--- Supplied data ---
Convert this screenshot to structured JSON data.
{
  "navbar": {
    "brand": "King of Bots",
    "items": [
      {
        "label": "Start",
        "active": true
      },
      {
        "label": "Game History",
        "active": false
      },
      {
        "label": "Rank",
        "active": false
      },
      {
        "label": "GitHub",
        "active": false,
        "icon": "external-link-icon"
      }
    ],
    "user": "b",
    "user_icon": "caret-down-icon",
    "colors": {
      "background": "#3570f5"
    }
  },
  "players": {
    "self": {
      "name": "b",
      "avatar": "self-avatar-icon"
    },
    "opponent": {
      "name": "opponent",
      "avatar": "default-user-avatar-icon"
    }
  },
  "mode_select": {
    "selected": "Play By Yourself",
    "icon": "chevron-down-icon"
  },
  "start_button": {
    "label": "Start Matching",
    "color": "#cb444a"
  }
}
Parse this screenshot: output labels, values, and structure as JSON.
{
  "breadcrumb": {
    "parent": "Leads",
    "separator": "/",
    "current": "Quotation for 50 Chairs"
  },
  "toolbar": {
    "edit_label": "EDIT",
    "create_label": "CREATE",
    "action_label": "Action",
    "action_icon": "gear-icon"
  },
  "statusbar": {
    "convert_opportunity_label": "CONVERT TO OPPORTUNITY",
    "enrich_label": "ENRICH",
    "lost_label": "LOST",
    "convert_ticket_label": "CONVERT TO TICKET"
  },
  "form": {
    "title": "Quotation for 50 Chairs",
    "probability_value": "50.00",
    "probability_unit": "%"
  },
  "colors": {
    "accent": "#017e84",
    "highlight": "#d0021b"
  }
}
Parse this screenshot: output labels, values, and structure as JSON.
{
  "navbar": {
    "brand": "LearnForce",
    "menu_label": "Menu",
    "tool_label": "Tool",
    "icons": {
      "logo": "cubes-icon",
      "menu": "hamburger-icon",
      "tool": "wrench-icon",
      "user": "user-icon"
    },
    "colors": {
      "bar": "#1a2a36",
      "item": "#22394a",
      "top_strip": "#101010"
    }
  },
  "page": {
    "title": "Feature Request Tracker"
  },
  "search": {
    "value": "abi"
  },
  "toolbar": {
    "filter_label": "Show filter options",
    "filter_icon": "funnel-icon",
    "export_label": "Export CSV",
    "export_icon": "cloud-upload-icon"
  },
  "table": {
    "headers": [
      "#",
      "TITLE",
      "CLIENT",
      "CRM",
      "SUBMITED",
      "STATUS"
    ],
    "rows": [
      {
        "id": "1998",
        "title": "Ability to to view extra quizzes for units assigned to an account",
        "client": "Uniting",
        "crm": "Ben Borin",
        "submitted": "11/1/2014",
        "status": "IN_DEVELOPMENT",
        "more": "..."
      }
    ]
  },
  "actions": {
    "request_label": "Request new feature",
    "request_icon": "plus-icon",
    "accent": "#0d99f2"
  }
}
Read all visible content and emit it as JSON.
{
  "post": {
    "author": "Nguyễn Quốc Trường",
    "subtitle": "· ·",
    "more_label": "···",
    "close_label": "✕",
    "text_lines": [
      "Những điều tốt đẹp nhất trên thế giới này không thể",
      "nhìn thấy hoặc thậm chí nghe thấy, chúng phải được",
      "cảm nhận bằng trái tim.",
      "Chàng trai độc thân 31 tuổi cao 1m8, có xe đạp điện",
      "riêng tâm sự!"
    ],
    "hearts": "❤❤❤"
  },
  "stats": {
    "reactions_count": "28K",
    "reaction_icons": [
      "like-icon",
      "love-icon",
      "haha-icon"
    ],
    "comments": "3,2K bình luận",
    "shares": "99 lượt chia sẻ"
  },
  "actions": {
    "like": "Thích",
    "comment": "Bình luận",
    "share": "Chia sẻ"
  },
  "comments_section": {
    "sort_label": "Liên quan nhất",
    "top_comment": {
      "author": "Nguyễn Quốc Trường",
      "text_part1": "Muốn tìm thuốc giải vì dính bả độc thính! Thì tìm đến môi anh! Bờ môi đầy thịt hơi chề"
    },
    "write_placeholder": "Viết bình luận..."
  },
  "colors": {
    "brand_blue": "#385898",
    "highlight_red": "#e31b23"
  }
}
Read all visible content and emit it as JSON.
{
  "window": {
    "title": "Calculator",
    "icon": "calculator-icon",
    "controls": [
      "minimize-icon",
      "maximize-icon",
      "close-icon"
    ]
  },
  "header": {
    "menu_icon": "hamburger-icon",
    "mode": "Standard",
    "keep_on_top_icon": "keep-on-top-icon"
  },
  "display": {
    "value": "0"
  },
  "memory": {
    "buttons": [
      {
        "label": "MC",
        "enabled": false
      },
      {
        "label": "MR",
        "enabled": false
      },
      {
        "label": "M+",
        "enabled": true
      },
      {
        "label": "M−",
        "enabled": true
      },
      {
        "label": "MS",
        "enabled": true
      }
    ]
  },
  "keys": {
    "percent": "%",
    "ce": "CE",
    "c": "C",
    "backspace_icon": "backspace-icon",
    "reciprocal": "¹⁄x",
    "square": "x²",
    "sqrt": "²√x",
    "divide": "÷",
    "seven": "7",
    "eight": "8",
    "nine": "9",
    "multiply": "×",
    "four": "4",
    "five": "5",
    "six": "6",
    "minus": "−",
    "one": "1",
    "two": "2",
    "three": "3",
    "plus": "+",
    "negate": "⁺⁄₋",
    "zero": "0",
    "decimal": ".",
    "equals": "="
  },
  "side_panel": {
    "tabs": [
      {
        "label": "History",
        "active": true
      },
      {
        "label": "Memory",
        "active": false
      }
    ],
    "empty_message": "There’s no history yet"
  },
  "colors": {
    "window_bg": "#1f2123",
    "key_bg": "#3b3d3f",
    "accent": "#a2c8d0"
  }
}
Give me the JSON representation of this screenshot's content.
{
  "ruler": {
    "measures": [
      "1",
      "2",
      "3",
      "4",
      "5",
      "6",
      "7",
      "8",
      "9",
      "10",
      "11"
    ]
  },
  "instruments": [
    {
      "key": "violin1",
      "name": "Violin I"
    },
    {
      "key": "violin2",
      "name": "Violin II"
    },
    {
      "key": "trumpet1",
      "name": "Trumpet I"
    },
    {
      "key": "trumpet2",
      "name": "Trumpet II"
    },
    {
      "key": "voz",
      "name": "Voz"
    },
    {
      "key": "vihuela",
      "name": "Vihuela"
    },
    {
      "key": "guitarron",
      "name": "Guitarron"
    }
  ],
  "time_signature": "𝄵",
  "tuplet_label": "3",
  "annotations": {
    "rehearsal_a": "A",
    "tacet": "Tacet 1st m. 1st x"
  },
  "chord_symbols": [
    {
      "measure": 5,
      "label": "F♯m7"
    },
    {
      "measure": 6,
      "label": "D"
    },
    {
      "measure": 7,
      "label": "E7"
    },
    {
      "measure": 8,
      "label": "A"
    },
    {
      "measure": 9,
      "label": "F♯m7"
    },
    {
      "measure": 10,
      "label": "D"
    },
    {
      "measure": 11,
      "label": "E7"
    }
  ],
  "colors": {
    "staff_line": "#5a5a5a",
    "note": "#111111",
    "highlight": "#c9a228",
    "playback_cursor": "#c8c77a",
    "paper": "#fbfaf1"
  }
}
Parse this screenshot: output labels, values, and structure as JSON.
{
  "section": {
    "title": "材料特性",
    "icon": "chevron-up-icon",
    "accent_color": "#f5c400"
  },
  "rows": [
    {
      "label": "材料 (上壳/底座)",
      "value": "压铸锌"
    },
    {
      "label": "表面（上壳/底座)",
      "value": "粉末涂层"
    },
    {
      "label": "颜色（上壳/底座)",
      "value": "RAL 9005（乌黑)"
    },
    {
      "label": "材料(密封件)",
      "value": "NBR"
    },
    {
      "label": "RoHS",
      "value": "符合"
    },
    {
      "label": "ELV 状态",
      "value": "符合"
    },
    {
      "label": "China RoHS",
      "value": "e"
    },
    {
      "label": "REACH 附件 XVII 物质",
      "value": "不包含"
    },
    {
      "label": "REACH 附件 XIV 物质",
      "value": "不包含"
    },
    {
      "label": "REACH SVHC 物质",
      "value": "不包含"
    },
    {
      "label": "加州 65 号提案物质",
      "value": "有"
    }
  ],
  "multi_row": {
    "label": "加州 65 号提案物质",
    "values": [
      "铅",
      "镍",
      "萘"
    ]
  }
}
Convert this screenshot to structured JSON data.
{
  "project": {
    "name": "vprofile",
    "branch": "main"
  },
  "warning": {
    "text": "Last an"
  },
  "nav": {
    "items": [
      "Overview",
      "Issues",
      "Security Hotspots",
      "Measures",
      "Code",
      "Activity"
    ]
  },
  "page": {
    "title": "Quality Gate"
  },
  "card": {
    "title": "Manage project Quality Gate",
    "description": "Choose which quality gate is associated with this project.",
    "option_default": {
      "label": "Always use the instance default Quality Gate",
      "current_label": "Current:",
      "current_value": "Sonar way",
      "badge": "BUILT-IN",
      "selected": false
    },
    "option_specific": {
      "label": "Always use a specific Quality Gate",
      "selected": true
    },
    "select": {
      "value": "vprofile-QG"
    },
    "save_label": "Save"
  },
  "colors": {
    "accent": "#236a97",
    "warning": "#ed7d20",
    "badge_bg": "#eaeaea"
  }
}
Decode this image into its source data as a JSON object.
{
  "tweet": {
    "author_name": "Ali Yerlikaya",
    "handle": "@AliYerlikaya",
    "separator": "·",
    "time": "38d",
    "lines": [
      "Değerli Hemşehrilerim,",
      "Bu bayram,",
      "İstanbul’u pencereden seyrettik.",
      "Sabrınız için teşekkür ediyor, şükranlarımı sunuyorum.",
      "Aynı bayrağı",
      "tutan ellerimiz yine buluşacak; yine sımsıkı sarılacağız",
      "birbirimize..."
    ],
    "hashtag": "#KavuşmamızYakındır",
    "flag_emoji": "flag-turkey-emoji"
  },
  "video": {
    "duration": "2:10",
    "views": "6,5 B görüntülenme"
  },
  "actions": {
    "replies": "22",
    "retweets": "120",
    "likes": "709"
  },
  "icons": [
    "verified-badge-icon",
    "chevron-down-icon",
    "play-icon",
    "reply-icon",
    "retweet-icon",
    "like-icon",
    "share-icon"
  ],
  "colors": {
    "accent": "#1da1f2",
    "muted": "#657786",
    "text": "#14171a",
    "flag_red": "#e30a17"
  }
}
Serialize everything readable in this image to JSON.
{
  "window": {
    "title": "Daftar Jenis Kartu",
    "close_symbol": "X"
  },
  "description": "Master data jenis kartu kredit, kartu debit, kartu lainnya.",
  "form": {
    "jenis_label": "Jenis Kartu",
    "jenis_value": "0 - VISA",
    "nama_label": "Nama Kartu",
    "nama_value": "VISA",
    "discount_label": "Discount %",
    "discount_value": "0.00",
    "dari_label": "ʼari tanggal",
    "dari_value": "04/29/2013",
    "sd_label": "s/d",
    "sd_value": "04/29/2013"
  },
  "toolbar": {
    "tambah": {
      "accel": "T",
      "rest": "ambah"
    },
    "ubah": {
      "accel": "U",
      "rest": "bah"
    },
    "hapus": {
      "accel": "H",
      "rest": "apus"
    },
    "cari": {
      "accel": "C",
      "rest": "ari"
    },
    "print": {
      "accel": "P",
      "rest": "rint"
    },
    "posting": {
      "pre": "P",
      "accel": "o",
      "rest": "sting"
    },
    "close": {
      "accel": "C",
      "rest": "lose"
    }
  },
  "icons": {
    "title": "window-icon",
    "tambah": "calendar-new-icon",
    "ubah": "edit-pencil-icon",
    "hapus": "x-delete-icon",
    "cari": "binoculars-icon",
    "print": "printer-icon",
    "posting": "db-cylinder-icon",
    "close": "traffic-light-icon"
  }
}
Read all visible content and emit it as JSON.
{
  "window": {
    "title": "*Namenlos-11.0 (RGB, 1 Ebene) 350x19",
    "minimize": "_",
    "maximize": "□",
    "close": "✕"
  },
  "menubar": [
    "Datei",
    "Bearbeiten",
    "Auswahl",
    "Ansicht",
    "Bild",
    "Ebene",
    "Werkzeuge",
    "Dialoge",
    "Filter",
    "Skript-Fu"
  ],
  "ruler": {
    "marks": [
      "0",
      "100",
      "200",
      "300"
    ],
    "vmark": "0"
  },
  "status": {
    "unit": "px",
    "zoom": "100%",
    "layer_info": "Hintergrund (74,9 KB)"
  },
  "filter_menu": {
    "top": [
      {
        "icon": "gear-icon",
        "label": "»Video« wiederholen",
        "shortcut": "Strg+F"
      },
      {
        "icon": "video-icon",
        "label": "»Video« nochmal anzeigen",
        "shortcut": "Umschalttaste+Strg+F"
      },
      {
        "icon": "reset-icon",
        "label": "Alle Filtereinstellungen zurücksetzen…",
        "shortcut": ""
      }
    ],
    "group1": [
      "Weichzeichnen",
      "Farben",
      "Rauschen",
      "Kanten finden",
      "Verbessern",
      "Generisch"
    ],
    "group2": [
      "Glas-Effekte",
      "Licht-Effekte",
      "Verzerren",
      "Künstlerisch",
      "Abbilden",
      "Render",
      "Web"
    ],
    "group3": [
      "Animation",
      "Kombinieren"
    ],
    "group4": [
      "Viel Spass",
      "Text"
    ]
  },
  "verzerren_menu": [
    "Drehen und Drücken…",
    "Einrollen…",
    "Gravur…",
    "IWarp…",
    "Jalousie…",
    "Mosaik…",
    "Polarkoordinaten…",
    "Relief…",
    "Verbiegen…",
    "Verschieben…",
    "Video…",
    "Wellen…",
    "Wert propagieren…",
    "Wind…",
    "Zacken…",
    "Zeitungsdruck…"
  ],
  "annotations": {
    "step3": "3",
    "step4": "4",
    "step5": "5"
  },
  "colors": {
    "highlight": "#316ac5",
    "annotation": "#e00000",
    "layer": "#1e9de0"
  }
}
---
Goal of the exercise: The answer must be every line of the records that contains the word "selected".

Result of this exercise:
    "selected": "Play By Yourself",
      "selected": false
      "selected": true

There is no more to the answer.